### WORK REQUIRED
Whenever a line below includes "Luke", add it to the tally, then give the total and nothing more.

### Component data from apps and pages
━━━━━━━━━━
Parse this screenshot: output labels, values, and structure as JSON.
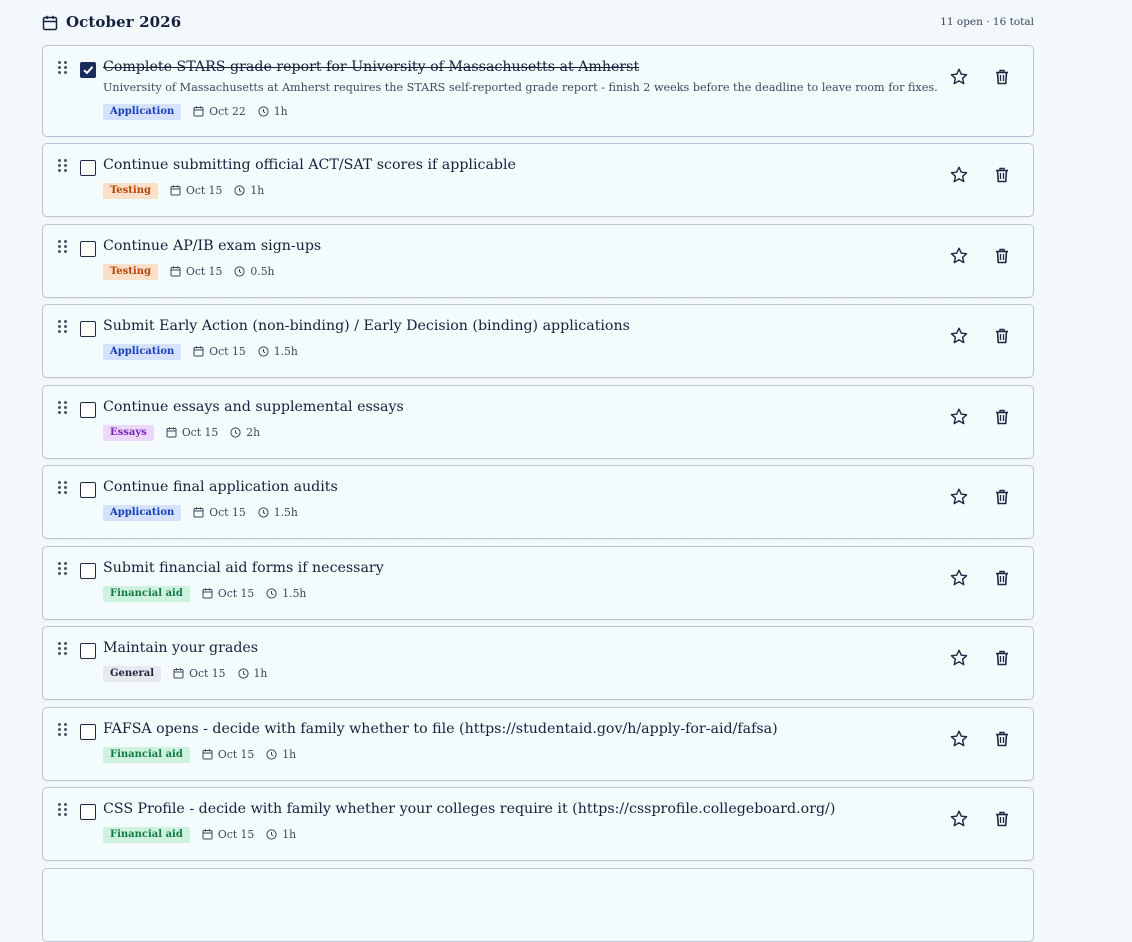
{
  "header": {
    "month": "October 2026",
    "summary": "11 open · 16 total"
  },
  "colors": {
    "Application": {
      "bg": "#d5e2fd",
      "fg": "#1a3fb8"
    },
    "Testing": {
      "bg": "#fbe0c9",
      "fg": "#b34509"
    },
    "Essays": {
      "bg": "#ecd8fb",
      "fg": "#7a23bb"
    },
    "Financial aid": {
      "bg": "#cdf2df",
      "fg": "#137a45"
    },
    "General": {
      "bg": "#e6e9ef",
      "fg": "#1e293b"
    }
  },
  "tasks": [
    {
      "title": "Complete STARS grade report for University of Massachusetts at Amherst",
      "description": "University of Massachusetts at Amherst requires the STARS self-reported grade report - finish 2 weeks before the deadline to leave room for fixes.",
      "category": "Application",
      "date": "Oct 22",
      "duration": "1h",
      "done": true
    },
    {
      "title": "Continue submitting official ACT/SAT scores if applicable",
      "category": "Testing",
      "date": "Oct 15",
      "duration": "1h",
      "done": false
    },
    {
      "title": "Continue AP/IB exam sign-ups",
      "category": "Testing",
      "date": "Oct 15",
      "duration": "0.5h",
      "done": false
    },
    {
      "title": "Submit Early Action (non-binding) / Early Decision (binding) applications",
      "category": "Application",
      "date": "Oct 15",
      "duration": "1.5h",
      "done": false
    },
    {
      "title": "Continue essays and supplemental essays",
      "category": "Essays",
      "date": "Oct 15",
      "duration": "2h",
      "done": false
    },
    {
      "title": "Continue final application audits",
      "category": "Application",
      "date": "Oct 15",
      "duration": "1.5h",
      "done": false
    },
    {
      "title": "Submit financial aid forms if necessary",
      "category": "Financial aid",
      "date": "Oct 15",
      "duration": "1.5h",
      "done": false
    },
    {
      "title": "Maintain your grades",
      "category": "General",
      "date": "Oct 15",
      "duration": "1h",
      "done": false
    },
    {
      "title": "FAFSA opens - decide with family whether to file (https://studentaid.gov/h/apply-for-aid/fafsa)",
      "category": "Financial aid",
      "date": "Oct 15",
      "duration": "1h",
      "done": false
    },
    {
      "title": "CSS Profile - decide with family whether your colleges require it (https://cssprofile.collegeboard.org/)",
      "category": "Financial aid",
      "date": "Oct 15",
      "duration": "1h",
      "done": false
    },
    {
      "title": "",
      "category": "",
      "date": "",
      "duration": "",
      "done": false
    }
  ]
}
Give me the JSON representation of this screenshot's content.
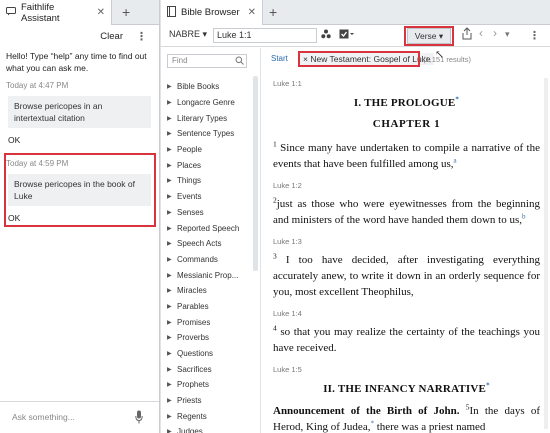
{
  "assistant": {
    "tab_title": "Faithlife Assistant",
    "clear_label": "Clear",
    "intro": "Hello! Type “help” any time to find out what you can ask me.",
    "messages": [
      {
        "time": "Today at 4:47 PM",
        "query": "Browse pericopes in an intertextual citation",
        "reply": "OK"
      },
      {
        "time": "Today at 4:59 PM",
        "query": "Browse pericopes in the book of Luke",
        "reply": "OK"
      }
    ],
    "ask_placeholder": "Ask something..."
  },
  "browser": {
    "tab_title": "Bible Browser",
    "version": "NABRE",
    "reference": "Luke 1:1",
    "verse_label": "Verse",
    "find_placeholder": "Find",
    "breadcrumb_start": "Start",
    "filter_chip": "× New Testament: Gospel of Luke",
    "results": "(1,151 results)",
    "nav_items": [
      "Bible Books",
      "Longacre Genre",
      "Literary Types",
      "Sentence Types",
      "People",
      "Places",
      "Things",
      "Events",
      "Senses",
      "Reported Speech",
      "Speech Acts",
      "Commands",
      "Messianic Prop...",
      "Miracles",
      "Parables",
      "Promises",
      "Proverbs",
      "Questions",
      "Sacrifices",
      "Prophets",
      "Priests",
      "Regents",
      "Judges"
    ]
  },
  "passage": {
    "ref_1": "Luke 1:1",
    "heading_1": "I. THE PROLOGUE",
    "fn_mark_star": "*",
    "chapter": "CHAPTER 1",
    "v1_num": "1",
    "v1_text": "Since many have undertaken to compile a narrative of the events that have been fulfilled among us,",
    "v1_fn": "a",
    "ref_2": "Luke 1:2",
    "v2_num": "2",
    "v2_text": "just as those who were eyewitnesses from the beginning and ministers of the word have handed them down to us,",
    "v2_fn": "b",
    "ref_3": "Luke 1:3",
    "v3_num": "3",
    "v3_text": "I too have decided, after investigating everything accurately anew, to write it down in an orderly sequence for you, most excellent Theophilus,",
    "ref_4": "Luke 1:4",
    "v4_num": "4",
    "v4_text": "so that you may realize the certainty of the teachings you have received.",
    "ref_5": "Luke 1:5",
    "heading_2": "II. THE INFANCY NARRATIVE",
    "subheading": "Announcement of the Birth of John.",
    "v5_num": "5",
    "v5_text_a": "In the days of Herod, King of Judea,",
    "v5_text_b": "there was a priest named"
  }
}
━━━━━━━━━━
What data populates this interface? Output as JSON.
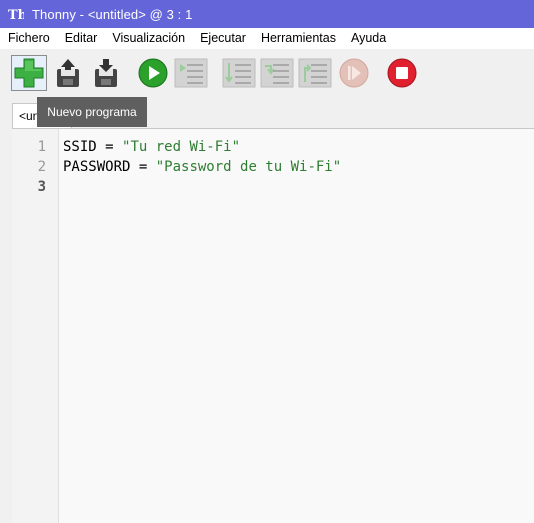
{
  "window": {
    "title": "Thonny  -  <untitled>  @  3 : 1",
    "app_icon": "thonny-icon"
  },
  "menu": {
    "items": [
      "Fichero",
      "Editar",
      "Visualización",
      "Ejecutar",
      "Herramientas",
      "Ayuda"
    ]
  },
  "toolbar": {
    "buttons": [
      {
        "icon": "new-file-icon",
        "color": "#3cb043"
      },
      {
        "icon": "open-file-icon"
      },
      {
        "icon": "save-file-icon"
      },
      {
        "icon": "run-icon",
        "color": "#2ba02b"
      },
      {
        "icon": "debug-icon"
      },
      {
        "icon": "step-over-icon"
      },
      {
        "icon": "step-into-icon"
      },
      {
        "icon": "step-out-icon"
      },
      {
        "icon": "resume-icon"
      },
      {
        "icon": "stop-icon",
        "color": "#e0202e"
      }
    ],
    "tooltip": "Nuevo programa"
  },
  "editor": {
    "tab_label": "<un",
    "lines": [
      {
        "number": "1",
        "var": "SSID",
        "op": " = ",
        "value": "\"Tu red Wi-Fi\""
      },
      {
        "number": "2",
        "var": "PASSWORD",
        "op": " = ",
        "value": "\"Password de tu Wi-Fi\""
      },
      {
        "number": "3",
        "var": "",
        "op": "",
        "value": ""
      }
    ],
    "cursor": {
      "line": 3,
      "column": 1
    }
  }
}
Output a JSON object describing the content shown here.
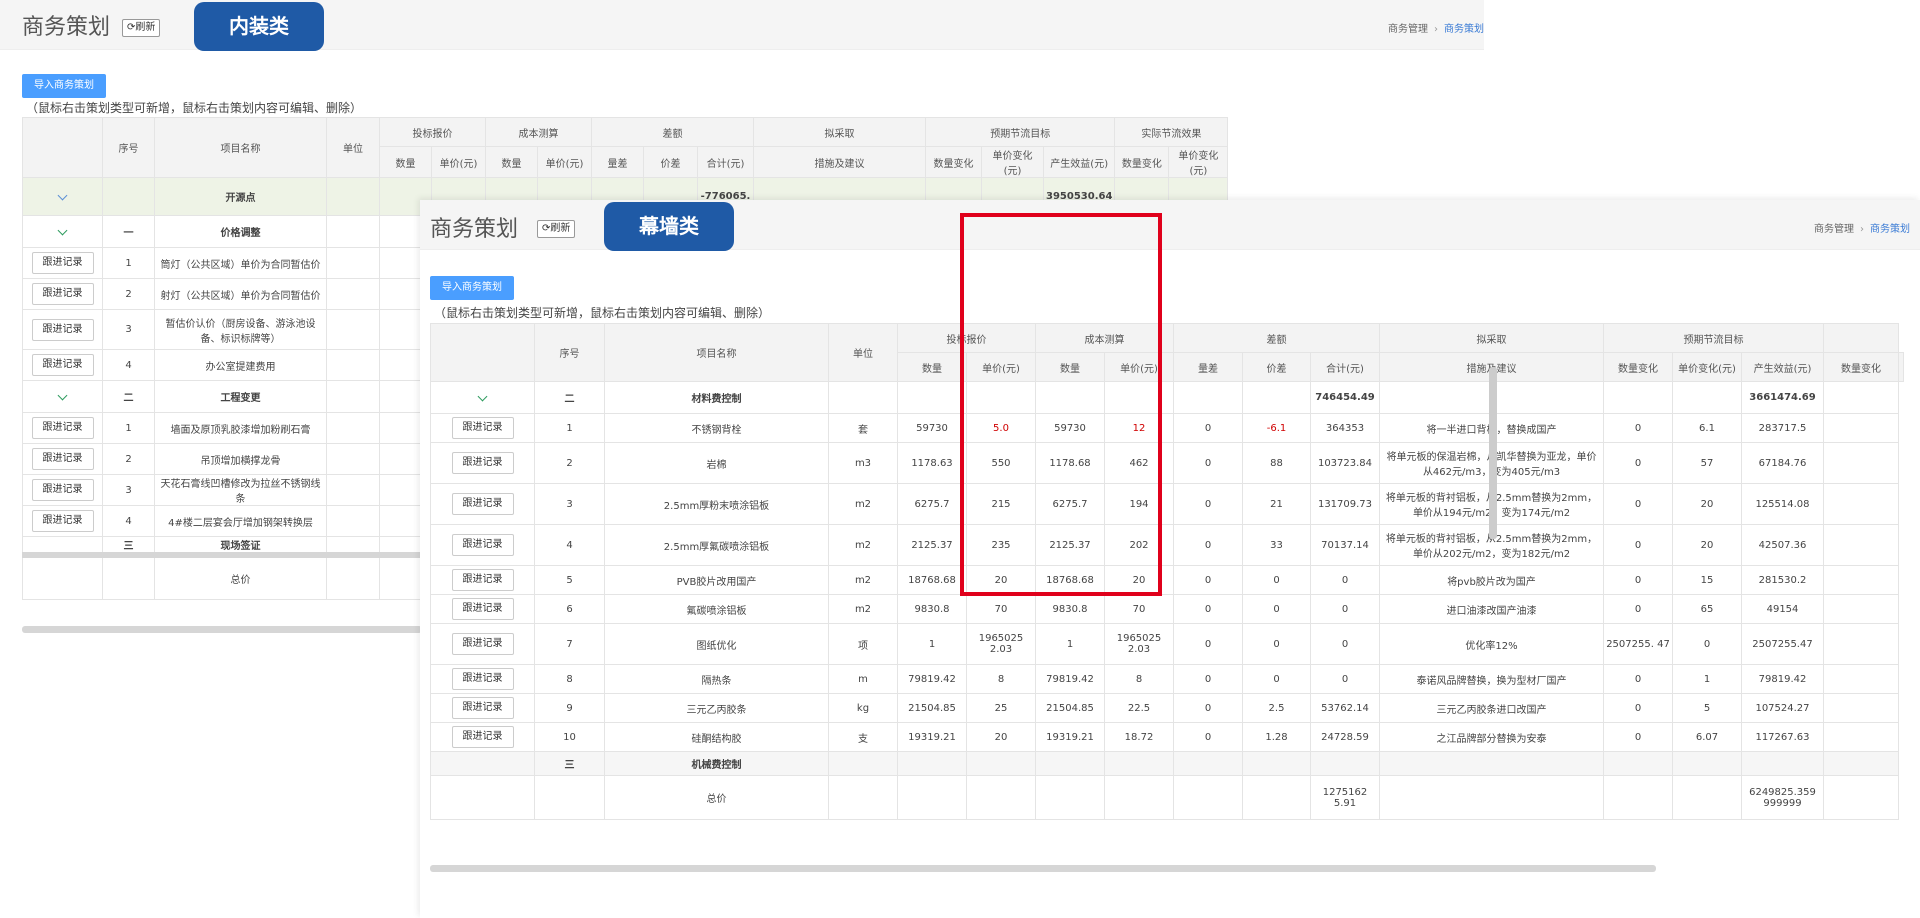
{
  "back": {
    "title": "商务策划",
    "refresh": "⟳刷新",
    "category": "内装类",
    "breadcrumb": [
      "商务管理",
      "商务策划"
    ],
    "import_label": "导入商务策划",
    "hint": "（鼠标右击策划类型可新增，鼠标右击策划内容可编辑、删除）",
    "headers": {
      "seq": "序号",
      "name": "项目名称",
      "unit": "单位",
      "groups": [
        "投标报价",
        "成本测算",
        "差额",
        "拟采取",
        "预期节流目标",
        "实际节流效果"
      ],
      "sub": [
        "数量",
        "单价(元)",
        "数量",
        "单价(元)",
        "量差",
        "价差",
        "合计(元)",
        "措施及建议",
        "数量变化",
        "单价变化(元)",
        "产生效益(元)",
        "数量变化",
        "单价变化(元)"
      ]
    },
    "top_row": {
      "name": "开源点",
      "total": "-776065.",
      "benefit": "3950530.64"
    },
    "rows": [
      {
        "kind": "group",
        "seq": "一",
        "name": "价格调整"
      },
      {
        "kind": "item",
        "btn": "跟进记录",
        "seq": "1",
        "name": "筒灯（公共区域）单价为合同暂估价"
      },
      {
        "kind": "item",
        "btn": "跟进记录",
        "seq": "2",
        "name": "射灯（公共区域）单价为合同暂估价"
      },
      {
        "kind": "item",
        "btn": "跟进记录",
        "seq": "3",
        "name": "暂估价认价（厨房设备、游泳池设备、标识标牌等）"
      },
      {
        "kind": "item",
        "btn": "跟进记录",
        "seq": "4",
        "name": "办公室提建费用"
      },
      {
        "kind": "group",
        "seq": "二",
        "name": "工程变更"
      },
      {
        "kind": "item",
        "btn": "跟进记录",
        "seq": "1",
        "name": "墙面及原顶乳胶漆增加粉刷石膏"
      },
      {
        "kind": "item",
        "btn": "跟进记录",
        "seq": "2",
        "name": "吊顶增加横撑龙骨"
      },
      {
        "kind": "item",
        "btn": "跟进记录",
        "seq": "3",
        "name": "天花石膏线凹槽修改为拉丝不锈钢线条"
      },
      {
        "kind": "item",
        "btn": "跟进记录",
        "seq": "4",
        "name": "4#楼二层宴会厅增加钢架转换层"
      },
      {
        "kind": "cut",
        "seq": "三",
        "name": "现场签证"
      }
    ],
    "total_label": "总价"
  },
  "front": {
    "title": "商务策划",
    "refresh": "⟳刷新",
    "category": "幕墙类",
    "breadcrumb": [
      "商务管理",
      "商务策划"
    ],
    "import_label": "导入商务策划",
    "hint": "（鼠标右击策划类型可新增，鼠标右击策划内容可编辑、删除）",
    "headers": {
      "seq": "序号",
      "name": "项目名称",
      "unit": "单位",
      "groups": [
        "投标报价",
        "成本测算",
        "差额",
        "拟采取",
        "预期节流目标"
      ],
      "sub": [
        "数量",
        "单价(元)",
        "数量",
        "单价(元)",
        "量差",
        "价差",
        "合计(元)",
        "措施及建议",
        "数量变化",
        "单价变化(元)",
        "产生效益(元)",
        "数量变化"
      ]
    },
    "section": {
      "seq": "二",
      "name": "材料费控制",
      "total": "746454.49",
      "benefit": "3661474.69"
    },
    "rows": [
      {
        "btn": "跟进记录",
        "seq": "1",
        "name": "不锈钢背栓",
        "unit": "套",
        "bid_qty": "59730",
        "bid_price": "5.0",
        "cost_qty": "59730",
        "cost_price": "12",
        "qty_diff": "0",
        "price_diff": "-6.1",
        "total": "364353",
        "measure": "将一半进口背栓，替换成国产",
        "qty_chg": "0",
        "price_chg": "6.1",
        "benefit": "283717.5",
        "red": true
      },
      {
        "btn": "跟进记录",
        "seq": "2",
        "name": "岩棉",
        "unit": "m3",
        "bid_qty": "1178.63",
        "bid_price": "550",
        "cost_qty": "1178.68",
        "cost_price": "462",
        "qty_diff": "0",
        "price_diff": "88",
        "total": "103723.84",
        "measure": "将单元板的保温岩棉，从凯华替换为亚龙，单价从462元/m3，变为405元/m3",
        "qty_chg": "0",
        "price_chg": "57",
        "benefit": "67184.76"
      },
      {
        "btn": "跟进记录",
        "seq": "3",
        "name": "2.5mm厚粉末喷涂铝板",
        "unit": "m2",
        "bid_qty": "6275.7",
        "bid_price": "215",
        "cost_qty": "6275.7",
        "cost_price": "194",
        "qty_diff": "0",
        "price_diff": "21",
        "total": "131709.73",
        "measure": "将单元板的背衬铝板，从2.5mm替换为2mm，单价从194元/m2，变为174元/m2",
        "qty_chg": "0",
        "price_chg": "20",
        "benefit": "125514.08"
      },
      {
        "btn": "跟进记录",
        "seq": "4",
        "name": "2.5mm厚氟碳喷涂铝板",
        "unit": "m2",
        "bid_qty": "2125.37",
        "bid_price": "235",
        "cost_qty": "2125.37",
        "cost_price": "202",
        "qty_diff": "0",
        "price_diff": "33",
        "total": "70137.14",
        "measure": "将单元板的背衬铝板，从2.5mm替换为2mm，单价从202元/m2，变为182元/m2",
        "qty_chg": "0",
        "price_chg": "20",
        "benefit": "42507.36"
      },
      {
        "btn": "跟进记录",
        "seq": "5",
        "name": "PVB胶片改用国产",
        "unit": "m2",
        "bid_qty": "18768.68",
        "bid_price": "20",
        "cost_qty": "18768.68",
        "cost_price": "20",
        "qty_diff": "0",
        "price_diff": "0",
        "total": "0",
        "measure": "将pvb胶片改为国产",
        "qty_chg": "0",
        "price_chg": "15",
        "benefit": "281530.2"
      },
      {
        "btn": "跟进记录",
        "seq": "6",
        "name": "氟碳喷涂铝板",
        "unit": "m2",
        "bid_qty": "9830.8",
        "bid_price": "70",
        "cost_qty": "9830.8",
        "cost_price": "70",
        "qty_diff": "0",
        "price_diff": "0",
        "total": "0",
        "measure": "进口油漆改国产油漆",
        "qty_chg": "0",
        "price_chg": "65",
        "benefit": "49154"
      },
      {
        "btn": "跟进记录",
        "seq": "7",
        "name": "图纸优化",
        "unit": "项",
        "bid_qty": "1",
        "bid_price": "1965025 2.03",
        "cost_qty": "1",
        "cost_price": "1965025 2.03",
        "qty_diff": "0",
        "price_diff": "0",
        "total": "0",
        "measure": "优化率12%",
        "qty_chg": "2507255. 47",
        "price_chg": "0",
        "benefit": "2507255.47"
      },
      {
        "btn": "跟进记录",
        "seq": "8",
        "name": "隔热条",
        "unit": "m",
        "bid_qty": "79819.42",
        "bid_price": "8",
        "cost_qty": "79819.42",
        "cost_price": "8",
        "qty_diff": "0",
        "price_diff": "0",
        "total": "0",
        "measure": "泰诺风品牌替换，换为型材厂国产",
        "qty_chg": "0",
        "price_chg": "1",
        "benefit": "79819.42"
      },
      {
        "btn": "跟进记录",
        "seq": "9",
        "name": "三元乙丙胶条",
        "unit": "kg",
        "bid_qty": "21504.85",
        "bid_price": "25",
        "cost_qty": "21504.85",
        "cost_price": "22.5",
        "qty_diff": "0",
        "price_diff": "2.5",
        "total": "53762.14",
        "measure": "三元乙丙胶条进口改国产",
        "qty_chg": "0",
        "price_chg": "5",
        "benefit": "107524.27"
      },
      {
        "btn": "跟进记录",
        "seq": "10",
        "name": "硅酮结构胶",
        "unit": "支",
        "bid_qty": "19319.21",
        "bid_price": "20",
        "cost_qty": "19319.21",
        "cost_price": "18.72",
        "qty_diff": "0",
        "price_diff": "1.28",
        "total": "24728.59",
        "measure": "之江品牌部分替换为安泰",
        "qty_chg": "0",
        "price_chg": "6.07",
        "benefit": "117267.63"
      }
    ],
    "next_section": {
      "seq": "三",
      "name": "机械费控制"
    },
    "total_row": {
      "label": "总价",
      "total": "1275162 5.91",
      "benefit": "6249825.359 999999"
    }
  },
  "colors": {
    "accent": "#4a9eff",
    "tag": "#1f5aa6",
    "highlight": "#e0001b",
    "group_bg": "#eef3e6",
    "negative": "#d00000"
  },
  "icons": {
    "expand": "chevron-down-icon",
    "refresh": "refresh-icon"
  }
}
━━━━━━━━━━
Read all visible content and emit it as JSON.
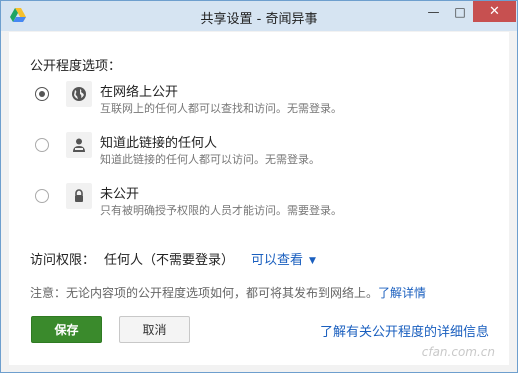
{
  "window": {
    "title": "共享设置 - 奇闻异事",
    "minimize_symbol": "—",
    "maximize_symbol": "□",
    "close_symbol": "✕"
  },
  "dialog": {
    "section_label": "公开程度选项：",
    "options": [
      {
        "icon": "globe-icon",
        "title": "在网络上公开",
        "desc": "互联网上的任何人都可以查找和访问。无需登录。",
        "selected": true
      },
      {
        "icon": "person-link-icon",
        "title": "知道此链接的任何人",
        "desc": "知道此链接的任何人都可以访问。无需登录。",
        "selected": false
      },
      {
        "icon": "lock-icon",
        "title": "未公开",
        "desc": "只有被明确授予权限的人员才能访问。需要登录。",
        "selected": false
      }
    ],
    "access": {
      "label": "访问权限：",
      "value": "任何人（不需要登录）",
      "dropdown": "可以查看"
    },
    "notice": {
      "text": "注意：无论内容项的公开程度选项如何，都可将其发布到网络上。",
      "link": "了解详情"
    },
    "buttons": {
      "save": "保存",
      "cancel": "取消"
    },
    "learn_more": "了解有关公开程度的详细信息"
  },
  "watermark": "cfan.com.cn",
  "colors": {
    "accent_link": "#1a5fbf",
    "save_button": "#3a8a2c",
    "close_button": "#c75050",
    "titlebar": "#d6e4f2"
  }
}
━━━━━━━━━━
### WRITTEN SOLUTION
8